Corresponding author: Amit Arvind Agrawal, MDS, MPhil, Professor, Department of Periodontics and Implantology, MGV’s KBH Dental College and Hospital, Mumbai-Agra Road, Panchavati, Nasik 422002, Maharashtra, India.
Received: March 27, 2021
Peer-review started: March 27, 2021
First decision: June 15, 2021
Revised: July 1, 2021
Accepted: September 1, 2021
Article in press: September 1, 2021
Published online: August 28, 2021

A series of changes occur in the remaining alveolar process after whole tooth extraction. The basic question is, why do the bony walls (especially the labial/buccal) get resorbed immediately after the tooth is removed? This could be because, with cementum of the concerned tooth and its periodontal ligament, the supporting bundle bone is dependent on the presence of the tooth. This loss can be compensated using numerous techniques, such as socket grafting using various biomaterials to preserve the alveolar bone and buccal grafting with guided tissue regeneration to increase the thickness of buccal bone or placement of implant immediately. However, none of these techniques prevent the modelling of the alveolar bone post-extraction. Few studies have demonstrated that preservation of the roots in the alveolar process maintains the bone volume and facilitates vertical bone growth. A histological study in animals and humans has shown that the retained root shell does not pose any interference in the osseointegration of the implant (if placed simultaneously). Although various names have been proposed to describe the concept of retaining full or part of the root to prevent the resorption of the ridge, socket-shield and pontic-shield are the two most commonly used terms worldwide. The extraction of the whole tooth might be the choice of therapy when socket-shield or pontic-shield is not possible due to anatomical variations, infections, or lack of clinical expertise. Irrespective of the size, when a whole root or a root fragment (is left in situ), it is the dentist’s ethical duty to advise/inform the patient and ensure repeated clinical and radiographic follow-up. The present study aimed to highlight the current status of these techniques, their benefits, and possible complications and address whether the paradigm of the teeth extraction methods should be altered.

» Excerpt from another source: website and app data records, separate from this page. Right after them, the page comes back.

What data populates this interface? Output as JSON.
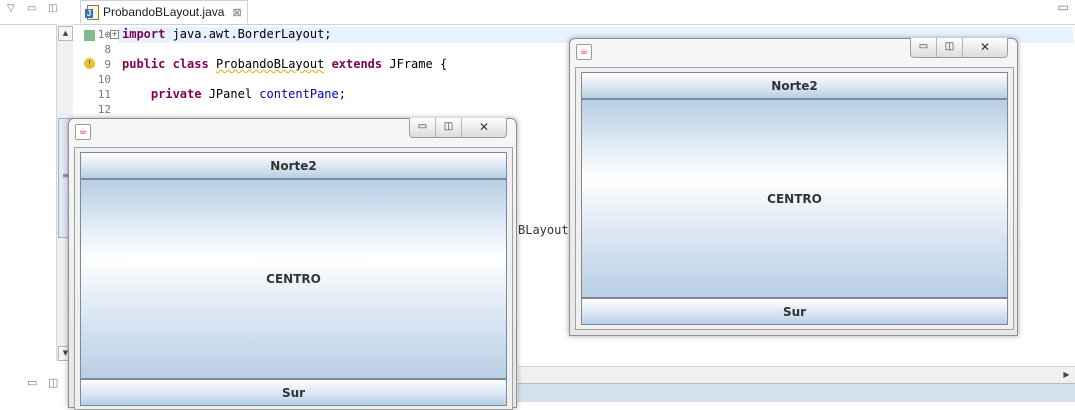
{
  "editor": {
    "tab_title": "ProbandoBLayout.java",
    "tab_close": "⊠",
    "code_lines": [
      {
        "num": "1⊕",
        "text": "import java.awt.BorderLayout;"
      },
      {
        "num": "8",
        "text": ""
      },
      {
        "num": "9",
        "text": "public class ProbandoBLayout extends JFrame {"
      },
      {
        "num": "10",
        "text": ""
      },
      {
        "num": "11",
        "text": "    private JPanel contentPane;"
      },
      {
        "num": "12",
        "text": ""
      }
    ],
    "code_fragment_partial": "BLayout("
  },
  "window_left": {
    "north_label": "Norte2",
    "center_label": "CENTRO",
    "south_label": "Sur"
  },
  "window_right": {
    "north_label": "Norte2",
    "center_label": "CENTRO",
    "south_label": "Sur"
  },
  "colors": {
    "keyword": "#7f0055",
    "field": "#0000c0",
    "button_blue": "#b8cfe5",
    "line_highlight": "#e8f2fe"
  },
  "icons": [
    "chevron-down-icon",
    "minimize-icon",
    "maximize-icon",
    "java-file-icon",
    "close-icon",
    "java-app-icon",
    "warning-icon"
  ]
}
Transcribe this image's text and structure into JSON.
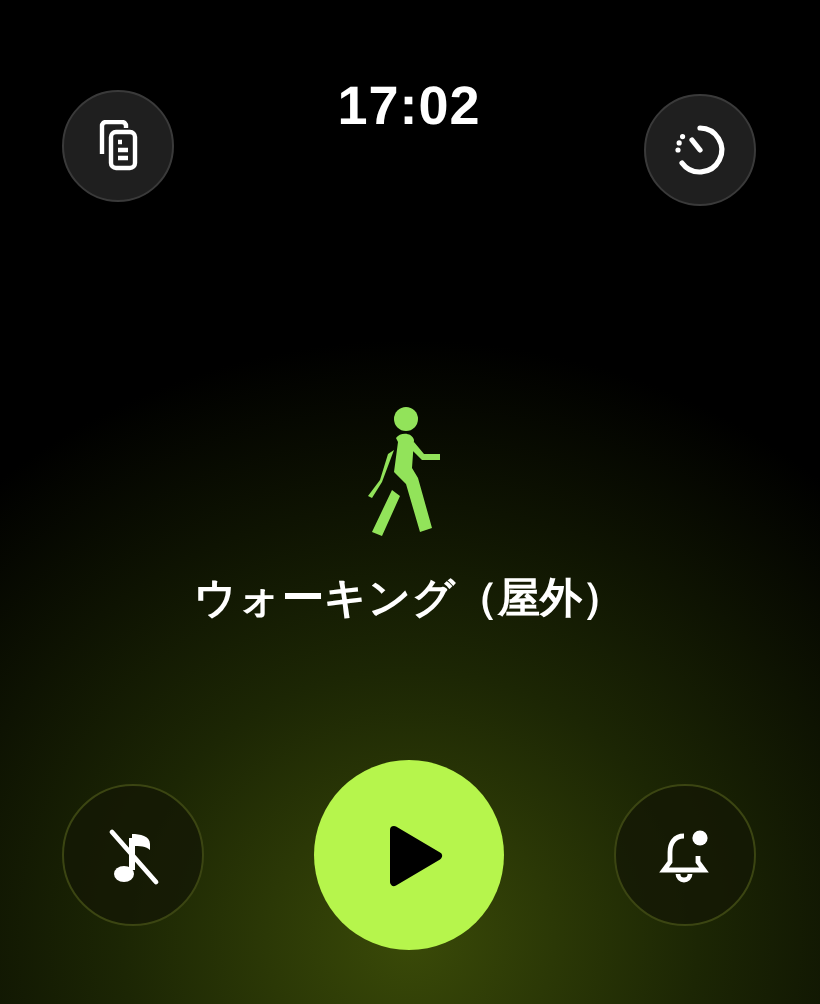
{
  "time": "17:02",
  "workout": {
    "name": "ウォーキング（屋外）"
  }
}
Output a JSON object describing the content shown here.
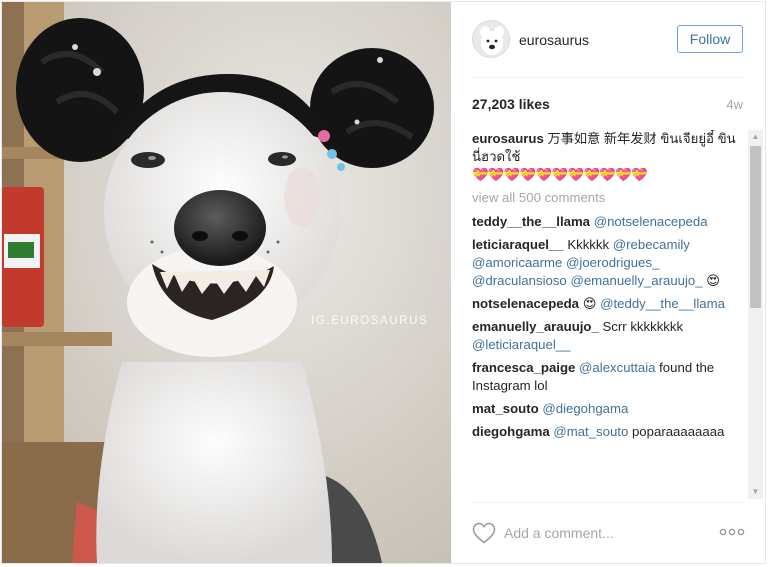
{
  "photo": {
    "watermark": "IG.EUROSAURUS",
    "alt_subject": "white dog wearing black yarn buns wig"
  },
  "header": {
    "username": "eurosaurus",
    "follow_label": "Follow"
  },
  "stats": {
    "likes": "27,203 likes",
    "age": "4w"
  },
  "caption": {
    "username": "eurosaurus",
    "text": "万事如意 新年发财 ขินเจียยู่อี๋ ขินนี่ฮวดใช้",
    "hearts": "💝💝💝💝💝💝💝💝💝💝💝"
  },
  "view_all_label": "view all 500 comments",
  "comments": [
    {
      "user": "teddy__the__llama",
      "parts": [
        {
          "t": "mention",
          "v": "@notselenacepeda"
        }
      ]
    },
    {
      "user": "leticiaraquel__",
      "parts": [
        {
          "t": "text",
          "v": "Kkkkkk "
        },
        {
          "t": "mention",
          "v": "@rebecamily"
        },
        {
          "t": "text",
          "v": " "
        },
        {
          "t": "mention",
          "v": "@amoricaarme"
        },
        {
          "t": "text",
          "v": " "
        },
        {
          "t": "mention",
          "v": "@joerodrigues_"
        },
        {
          "t": "text",
          "v": " "
        },
        {
          "t": "mention",
          "v": "@draculansioso"
        },
        {
          "t": "text",
          "v": " "
        },
        {
          "t": "mention",
          "v": "@emanuelly_arauujo_"
        },
        {
          "t": "text",
          "v": " 😍"
        }
      ]
    },
    {
      "user": "notselenacepeda",
      "parts": [
        {
          "t": "text",
          "v": "😍 "
        },
        {
          "t": "mention",
          "v": "@teddy__the__llama"
        }
      ]
    },
    {
      "user": "emanuelly_arauujo_",
      "parts": [
        {
          "t": "text",
          "v": "Scrr kkkkkkkk "
        },
        {
          "t": "mention",
          "v": "@leticiaraquel__"
        }
      ]
    },
    {
      "user": "francesca_paige",
      "parts": [
        {
          "t": "mention",
          "v": "@alexcuttaia"
        },
        {
          "t": "text",
          "v": " found the Instagram lol"
        }
      ]
    },
    {
      "user": "mat_souto",
      "parts": [
        {
          "t": "mention",
          "v": "@diegohgama"
        }
      ]
    },
    {
      "user": "diegohgama",
      "parts": [
        {
          "t": "mention",
          "v": "@mat_souto"
        },
        {
          "t": "text",
          "v": " poparaaaaaaaa"
        }
      ]
    }
  ],
  "footer": {
    "comment_placeholder": "Add a comment...",
    "like_icon": "heart-outline-icon",
    "more_icon": "ellipsis-icon"
  },
  "scrollbar": {
    "up_glyph": "▲",
    "down_glyph": "▼"
  },
  "colors": {
    "mention": "#3f729b",
    "follow_border": "#70a1d6",
    "muted": "#a5a7aa",
    "border": "#e6e6e6"
  }
}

Keywords: Socket shield technique, Pontic shield technique, Alveolar resorption, Tooth root, Tooth extraction, Ridge preservation, Alveolar resorption

Core Tip: The phrase ‘prevention is better than cure’ holds very true when it comes to alveolar ridge resorption. A significant bone is lost within 3 mo after extraction of the whole tooth. Socket/pontic shield techniques can preserve the alveolar bone and prevent a lot of surgical and economic burden to the patient in restoring what could have been saved in a very economical and natural way. Although these procedures are technique sensitive, clinicians must expertise in these techniques, since preserving what can be preserved is not only scientifically desirable but also ethically advisable.